Fire Department Urges Caution During Dry Spell
Burning restrictions are in place across Wisconsin with the hopes of preventing fires during an unusually dry spring.
Think that careless flick of cigarette is harmless? Are you certain those ashes from your grill are fine to put in a paper bag and dropped in your garbage can?
An unusually dry start to April and high winds have made conditions over most of Wisconsin ripe for unintentional fires that can spread rapidly across moisture-less lawns and landscapes.
Greenfield Fire Department Chief Jon Cohn said with a few wise decisions, however, residents can combat the conditions and keep fire dangers to a minimum.
"If people are more mindful of what they’re doing and think about the potential consequences, if you eliminate most of the causes, you eliminate most of the threat," Cohn said.
Emergency burning restrictions have been in effect across the state since Friday.
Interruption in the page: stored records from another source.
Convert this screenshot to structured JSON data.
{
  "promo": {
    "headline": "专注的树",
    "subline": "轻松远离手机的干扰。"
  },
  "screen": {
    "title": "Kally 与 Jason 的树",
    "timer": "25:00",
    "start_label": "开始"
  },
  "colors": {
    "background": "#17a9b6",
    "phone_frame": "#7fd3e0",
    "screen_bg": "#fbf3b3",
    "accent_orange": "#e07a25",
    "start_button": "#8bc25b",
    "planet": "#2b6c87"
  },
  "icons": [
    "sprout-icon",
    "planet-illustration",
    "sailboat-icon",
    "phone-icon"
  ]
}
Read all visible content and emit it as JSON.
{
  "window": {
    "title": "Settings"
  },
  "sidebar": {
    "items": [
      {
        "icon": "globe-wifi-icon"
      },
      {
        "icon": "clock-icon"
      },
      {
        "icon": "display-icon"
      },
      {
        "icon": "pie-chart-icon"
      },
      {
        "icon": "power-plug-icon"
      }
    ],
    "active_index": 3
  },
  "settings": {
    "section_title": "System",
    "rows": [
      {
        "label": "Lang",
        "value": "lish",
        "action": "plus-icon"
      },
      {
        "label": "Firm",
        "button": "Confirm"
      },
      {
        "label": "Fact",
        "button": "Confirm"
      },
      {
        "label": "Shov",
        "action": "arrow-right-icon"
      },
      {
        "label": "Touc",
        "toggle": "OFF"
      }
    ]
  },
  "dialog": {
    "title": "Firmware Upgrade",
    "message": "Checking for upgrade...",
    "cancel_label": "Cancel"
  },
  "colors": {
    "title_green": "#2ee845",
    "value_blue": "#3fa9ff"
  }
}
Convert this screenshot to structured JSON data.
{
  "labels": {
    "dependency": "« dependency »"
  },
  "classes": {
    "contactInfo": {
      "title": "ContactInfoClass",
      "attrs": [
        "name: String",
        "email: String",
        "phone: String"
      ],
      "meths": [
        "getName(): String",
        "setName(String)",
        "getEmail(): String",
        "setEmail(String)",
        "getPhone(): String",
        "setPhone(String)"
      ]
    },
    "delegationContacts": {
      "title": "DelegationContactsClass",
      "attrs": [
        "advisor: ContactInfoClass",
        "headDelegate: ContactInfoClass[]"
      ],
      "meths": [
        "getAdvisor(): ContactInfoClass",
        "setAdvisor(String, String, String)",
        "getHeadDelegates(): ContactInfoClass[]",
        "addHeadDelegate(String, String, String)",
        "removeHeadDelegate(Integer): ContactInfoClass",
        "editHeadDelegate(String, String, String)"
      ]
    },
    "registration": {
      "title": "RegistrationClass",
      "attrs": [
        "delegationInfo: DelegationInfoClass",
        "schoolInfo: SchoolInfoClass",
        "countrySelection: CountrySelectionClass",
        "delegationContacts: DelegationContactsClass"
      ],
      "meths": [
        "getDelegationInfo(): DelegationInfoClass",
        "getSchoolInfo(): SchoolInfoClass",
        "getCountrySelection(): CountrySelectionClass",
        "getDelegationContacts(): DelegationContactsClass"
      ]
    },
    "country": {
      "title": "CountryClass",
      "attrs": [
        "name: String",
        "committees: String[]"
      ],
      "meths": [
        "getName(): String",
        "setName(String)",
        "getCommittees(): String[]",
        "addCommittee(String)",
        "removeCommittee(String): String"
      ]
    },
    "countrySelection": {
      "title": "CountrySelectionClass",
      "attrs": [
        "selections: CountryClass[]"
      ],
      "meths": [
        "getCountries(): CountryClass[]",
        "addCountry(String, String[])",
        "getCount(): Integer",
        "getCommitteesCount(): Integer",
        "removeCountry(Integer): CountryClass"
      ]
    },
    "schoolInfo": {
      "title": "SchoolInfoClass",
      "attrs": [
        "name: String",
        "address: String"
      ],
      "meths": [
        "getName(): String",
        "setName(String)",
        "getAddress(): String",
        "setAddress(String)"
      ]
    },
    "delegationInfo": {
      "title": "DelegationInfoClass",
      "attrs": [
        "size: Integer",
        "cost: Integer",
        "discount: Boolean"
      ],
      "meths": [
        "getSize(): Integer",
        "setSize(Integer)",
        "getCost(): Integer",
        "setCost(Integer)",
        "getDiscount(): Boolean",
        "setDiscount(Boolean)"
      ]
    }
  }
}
The restrictions include the suspension of all Department of Natural Resources burn permits and the prohibition of burning debris piles or using burn barrels.
Smoking a pipe, cigar or cigarette in the outdoors is prohibited, as is throwing any burning material (cigarette, matches or ashes) from a vehicle.
In addition, it is advised to avoid using campfires and even charcoal or propane grills until the conditions change and the emergency burning restrictions are lifted. Cohn suggested people with grill ashes wait a whole week before disposing of them.
According to the DNR's website, 68 of the state’s 72 counties, including Milwaukee, are under "very high" burning / fire conditions, defined as "very dangerous … fires start easily, spread very rapidly, crown and spot. Very difficult to control."
Cohn heard of a couple of exterior residential fires throughout Milwaukee County over the past few days and said it appeared those fires started in mulch surrounding the homes and spread to the buildings' exteriors.
In Greenfield, Cohn said his department responded to a few recent grass and brush fires. Crews also responded to a couple of calls over the weekend coming from residents concerned with their neighbors' burning or grilling habits.
"People's awareness seems to be heightened," Cohn said. "They're calling in things that might be too close to a structure. Until we get some rain and it lowers the risk, people should really limit any type of burning, even grilling."
Cohn isn't particularly concerned with the possibility of a large-scale fire in any of the city's densely wooded areas or parklands, but extra precautions should be taken.
"Typically we don't see that around here because we don't have the underlying brush that is prevalent in other areas of the state, but there's some concern," he said. "I don't think we'll see a ravaging fire like they see out west or even up north, but there is potential."
"Areas around homes are what we're most concerned with. Someone uses a grill or discards a cigarette and it smolders enough to catch someone's house on fire. It may not be large in scope, but it's preventable."